(Records from a data source)

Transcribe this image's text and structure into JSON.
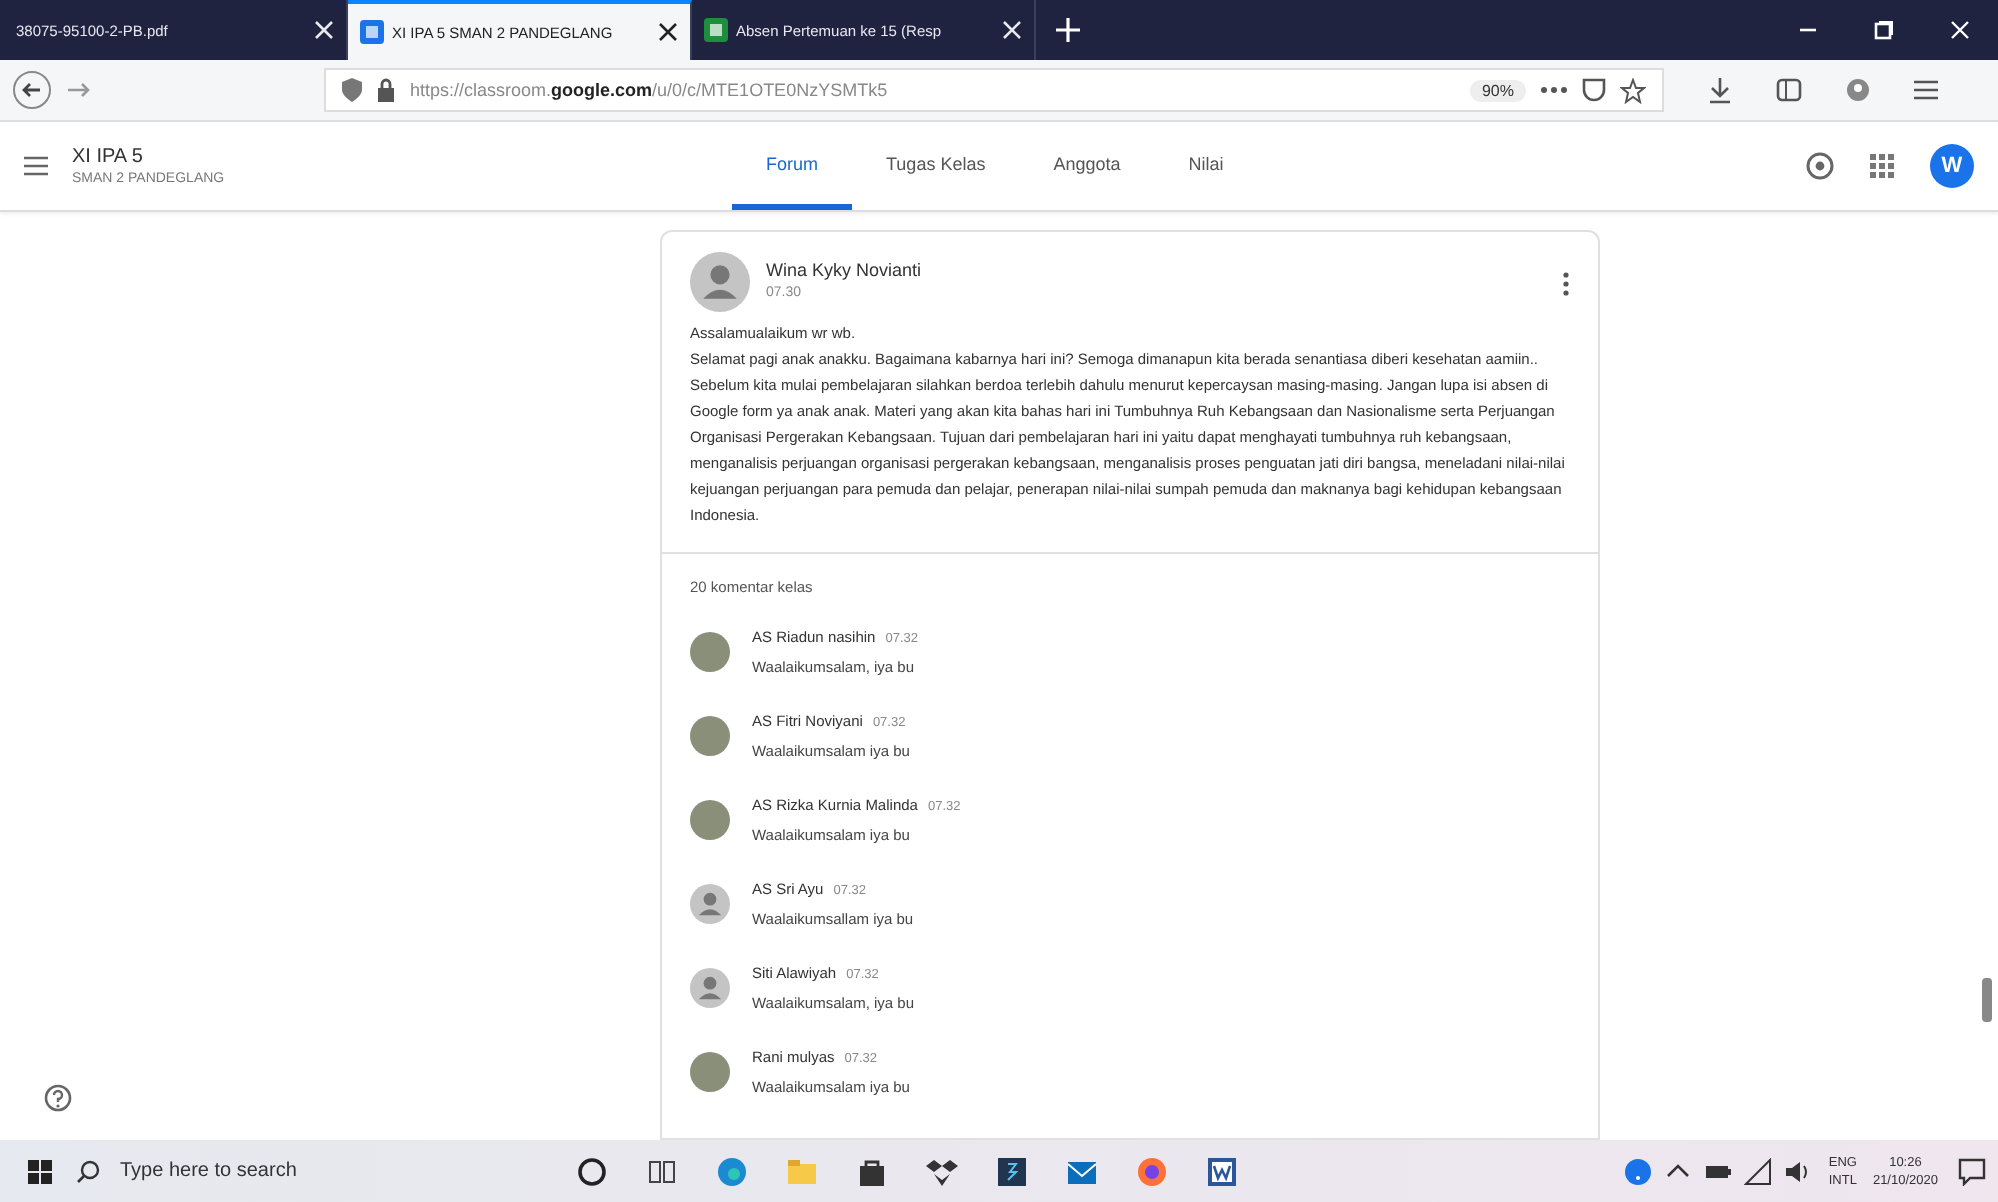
{
  "browser": {
    "tabs": [
      {
        "label": "38075-95100-2-PB.pdf",
        "selected": false
      },
      {
        "label": "XI IPA 5 SMAN 2 PANDEGLANG",
        "selected": true
      },
      {
        "label": "Absen Pertemuan ke 15 (Resp",
        "selected": false
      }
    ],
    "url_prefix": "https://classroom.",
    "url_host": "google.com",
    "url_path": "/u/0/c/MTE1OTE0NzYSMTk5",
    "zoom": "90%"
  },
  "classroom": {
    "title": "XI IPA 5",
    "subtitle": "SMAN 2 PANDEGLANG",
    "avatar_letter": "W",
    "nav": [
      {
        "label": "Forum",
        "selected": true
      },
      {
        "label": "Tugas Kelas",
        "selected": false
      },
      {
        "label": "Anggota",
        "selected": false
      },
      {
        "label": "Nilai",
        "selected": false
      }
    ]
  },
  "post": {
    "author": "Wina Kyky Novianti",
    "time": "07.30",
    "greeting": "Assalamualaikum wr wb.",
    "body": "Selamat pagi anak anakku. Bagaimana kabarnya hari ini? Semoga dimanapun kita berada senantiasa diberi kesehatan aamiin.. Sebelum kita mulai pembelajaran silahkan berdoa terlebih dahulu menurut kepercaysan masing-masing. Jangan lupa isi absen di Google form ya anak anak. Materi yang akan kita bahas hari ini Tumbuhnya Ruh Kebangsaan dan Nasionalisme serta Perjuangan Organisasi Pergerakan Kebangsaan. Tujuan dari pembelajaran hari ini yaitu dapat menghayati tumbuhnya ruh kebangsaan, menganalisis perjuangan organisasi pergerakan kebangsaan, menganalisis proses penguatan jati diri bangsa, meneladani nilai-nilai kejuangan perjuangan para pemuda dan pelajar, penerapan nilai-nilai sumpah pemuda dan maknanya bagi kehidupan kebangsaan Indonesia."
  },
  "comments_header": "20 komentar kelas",
  "comments": [
    {
      "name": "AS Riadun nasihin",
      "time": "07.32",
      "text": "Waalaikumsalam, iya bu",
      "kind": "photo"
    },
    {
      "name": "AS Fitri Noviyani",
      "time": "07.32",
      "text": "Waalaikumsalam iya bu",
      "kind": "photo"
    },
    {
      "name": "AS Rizka Kurnia Malinda",
      "time": "07.32",
      "text": "Waalaikumsalam iya bu",
      "kind": "photo"
    },
    {
      "name": "AS Sri Ayu",
      "time": "07.32",
      "text": "Waalaikumsallam iya bu",
      "kind": "default"
    },
    {
      "name": "Siti Alawiyah",
      "time": "07.32",
      "text": "Waalaikumsalam, iya bu",
      "kind": "default"
    },
    {
      "name": "Rani mulyas",
      "time": "07.32",
      "text": "Waalaikumsalam iya bu",
      "kind": "photo"
    }
  ],
  "taskbar": {
    "search_placeholder": "Type here to search",
    "lang_top": "ENG",
    "lang_bottom": "INTL",
    "time": "10:26",
    "date": "21/10/2020"
  }
}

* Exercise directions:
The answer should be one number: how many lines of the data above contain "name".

* The answer:
6